Can We "Privatize Marriage"?
Creating a"family partnership" under federal tax laws, which allows you to divide business income among family members.
Receiving Social Security, Medicare, and disability benefits for spouses.
Receiving veterans' and military benefits for spouses, such as those for education, medical care, or special loans. Receiving public assistance benefits.
Consenting to after-death examinations and procedures.
Filing for stepparent or joint adoption.
Receiving equitable division of property if you divorce.
Receiving spousal or child support, child custody, and visitation if you divorce.
Suing a third person for wrongful death of your spouse and loss of consortium (loss of intimacy).
Claiming the marital communications privilege, which means a court can’t force you to disclose the contents of confidential communications between you and your spouse during your marriage.
Note that some of these would be around even in a nightwatchman state, so the libertarian answer,"get the state out of marriage," doesn't settle the issue. Tax reform and privatization would get around the family partnership and survivors' benefits issues. But there would still be civil and criminal courts and questions of child custody even in a minarchist utopia, so the state by necessity would have to decide what counts as a marriage for those purposes.
comments powered by Disqus
Charles Johnson - 3/6/2004
"Tax reform and privatization would get around the family partnership and survivors' benefits issues. But there would still be civil and criminal courts and questions of child custody even in a minarchist utopia, so the state by necessity would have to decide what counts as a marriage for those purposes."
But why not rewrite the laws so that formal marital status is no longer relevant?
The civil court questions seem to have an obvious solution: allow people to grant the power to whomever they please to sue on their behalf in case of wrongful death (call this Designated Next Of Kin status). If you have a wedding and want to name your life partner as a DNOK, you could do so; if you don't and you want to name your sister or your best friend as a DNOK, you could do that too. If you don't name anyone as a DNOK, then the right to sue for wrongful death can be treated as a homesteadable claim by whomever lays claim first.
Concerning child custody: if there is no explicit agreement between parents over childcare and child custody issues, then it seems like it's up to the court to determine who will be caretaker based on the best interests of the child. But does that have anything in particular to do with the relation of the parents to some state-sanctioned ceremony of tying the knot? If so, what?
Concerning criminal proceedings and 'spousal privilege.' I'm willing to just bite the bullet on this one. Why should there be such a thing as spousal privilege in court proceedings? If there is some sort of general appeal to an expectation of privacy, then why is that limited only to some sort of legally-recognized spousehood? If it has something __specific__ to do with the nature of a marital relationship, then what is it?

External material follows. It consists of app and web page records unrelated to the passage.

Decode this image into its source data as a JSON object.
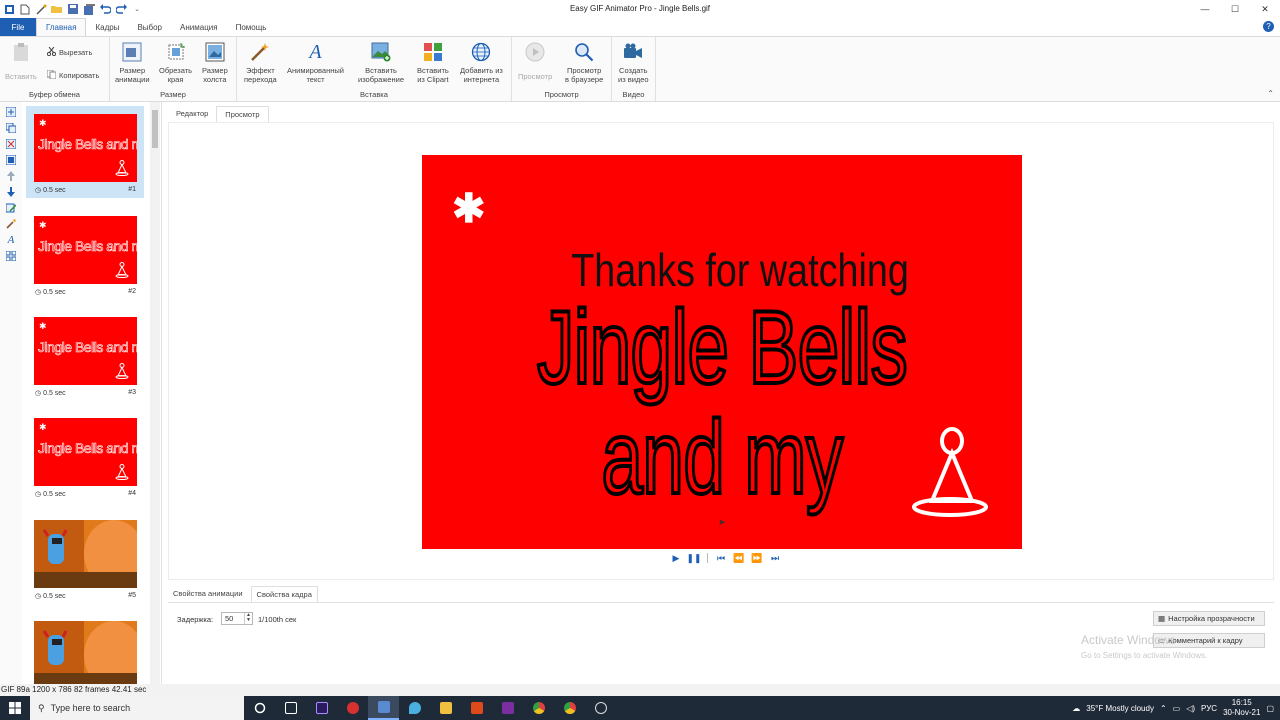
{
  "app": {
    "title": "Easy GIF Animator Pro - Jingle Bells.gif"
  },
  "window_controls": {
    "minimize": "—",
    "maximize": "☐",
    "close": "✕"
  },
  "ribbon_tabs": [
    {
      "label": "File"
    },
    {
      "label": "Главная"
    },
    {
      "label": "Кадры"
    },
    {
      "label": "Выбор"
    },
    {
      "label": "Анимация"
    },
    {
      "label": "Помощь"
    }
  ],
  "ribbon": {
    "clipboard": {
      "paste": "Вставить",
      "cut": "Вырезать",
      "copy": "Копировать",
      "group": "Буфер обмена"
    },
    "size": {
      "resize_anim": [
        "Размер",
        "анимации"
      ],
      "crop": [
        "Обрезать",
        "края"
      ],
      "canvas": [
        "Размер",
        "холста"
      ],
      "group": "Размер"
    },
    "insert": {
      "transition": [
        "Эффект",
        "перехода"
      ],
      "animated_text": [
        "Анимированный",
        "текст"
      ],
      "insert_image": [
        "Вставить",
        "изображение"
      ],
      "clipart": [
        "Вставить",
        "из Clipart"
      ],
      "internet": [
        "Добавить из",
        "интернета"
      ],
      "group": "Вставка"
    },
    "preview": {
      "preview": "Просмотр",
      "browser": [
        "Просмотр",
        "в браузере"
      ],
      "group": "Просмотр"
    },
    "video": {
      "create": [
        "Создать",
        "из видео"
      ],
      "group": "Видео"
    }
  },
  "frames": [
    {
      "delay": "0.5 sec",
      "num": "#1",
      "thumb": "red"
    },
    {
      "delay": "0.5 sec",
      "num": "#2",
      "thumb": "red"
    },
    {
      "delay": "0.5 sec",
      "num": "#3",
      "thumb": "red"
    },
    {
      "delay": "0.5 sec",
      "num": "#4",
      "thumb": "red"
    },
    {
      "delay": "0.5 sec",
      "num": "#5",
      "thumb": "cartoon"
    },
    {
      "delay": "",
      "num": "",
      "thumb": "cartoon"
    }
  ],
  "frame_thumb_text": "Jingle Bells and my",
  "editor_tabs": {
    "editor": "Редактор",
    "preview": "Просмотр"
  },
  "preview": {
    "line1": "Thanks for watching",
    "line2": "Jingle Bells and my"
  },
  "props": {
    "tab_anim": "Свойства анимации",
    "tab_frame": "Свойства кадра",
    "delay_label": "Задержка:",
    "delay_value": "50",
    "delay_unit": "1/100th сек",
    "transparency_btn": "Настройка прозрачности",
    "comment_btn": "Комментарий к кадру",
    "watermark1": "Activate Windows",
    "watermark2": "Go to Settings to activate Windows."
  },
  "status": "GIF 89a 1200 x 786 82 frames 42.41 sec",
  "taskbar": {
    "search_placeholder": "Type here to search",
    "weather": "35°F  Mostly cloudy",
    "lang": "РУС",
    "time": "16:15",
    "date": "30-Nov-21"
  },
  "colors": {
    "accent": "#1e5fb4",
    "preview_bg": "#ff0000",
    "selected_frame": "#cde4f7",
    "taskbar": "#1f2a38"
  }
}
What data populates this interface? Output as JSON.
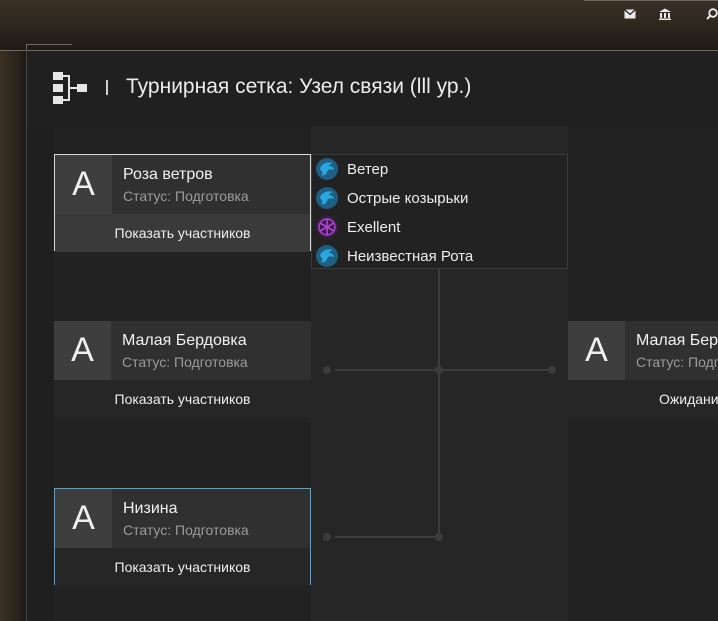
{
  "page": {
    "title": "Турнирная сетка: Узел связи (lll ур.)",
    "header_icon": "bracket-tree-icon"
  },
  "top_bar": {
    "icons": [
      "mail-icon",
      "bank-icon",
      "search-icon"
    ]
  },
  "bracket": {
    "round1": [
      {
        "avatar": "A",
        "name": "Роза ветров",
        "status": "Статус: Подготовка",
        "button": "Показать участников",
        "state": "selected"
      },
      {
        "avatar": "A",
        "name": "Малая Бердовка",
        "status": "Статус: Подготовка",
        "button": "Показать участников",
        "state": "normal"
      },
      {
        "avatar": "A",
        "name": "Низина",
        "status": "Статус: Подготовка",
        "button": "Показать участников",
        "state": "highlighted"
      }
    ],
    "round2": [
      {
        "avatar": "A",
        "name": "Малая Бер",
        "status": "Статус: Подго",
        "button": "Ожидани"
      }
    ]
  },
  "participants": [
    {
      "name": "Ветер",
      "icon": "eagle-emblem-icon",
      "color": "#2aa7e0"
    },
    {
      "name": "Острые козырьки",
      "icon": "eagle-emblem-icon",
      "color": "#2aa7e0"
    },
    {
      "name": "Exellent",
      "icon": "rune-emblem-icon",
      "color": "#b042d6"
    },
    {
      "name": "Неизвестная Рота",
      "icon": "eagle-emblem-icon",
      "color": "#2aa7e0"
    }
  ],
  "colors": {
    "accent_selected_border": "#d9d9d9",
    "accent_highlight_border": "#4aa6d8"
  }
}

- Egyptian ‘Mona Lisa’ A Fake
- The Story Behind ‘Woman in Gold’: Nazi Art Thieves and One Painting’s Return
- Scott Walker, Allergic to Dogs, May Run Against Political History
- Russian History Receives a Makeover That Starts With Ivan the Terrible
- Parsing Ronald Reagan’s Words for Early Signs of Alzheimer’s
- Joan Waugh on Grant's and Lee's 'gentlemen's agreement' ending the Civil War
- Charlatan or Sage? Contested Legacy of the late Dr. Ben, a Father of African Studies
- Historians make it easy for visitors to DC to understand the history of the Mall
- History's Grandin Wins Bancroft Prize for "The Empire of Necessity"
- Nobel prize-winning scientist writes a history of science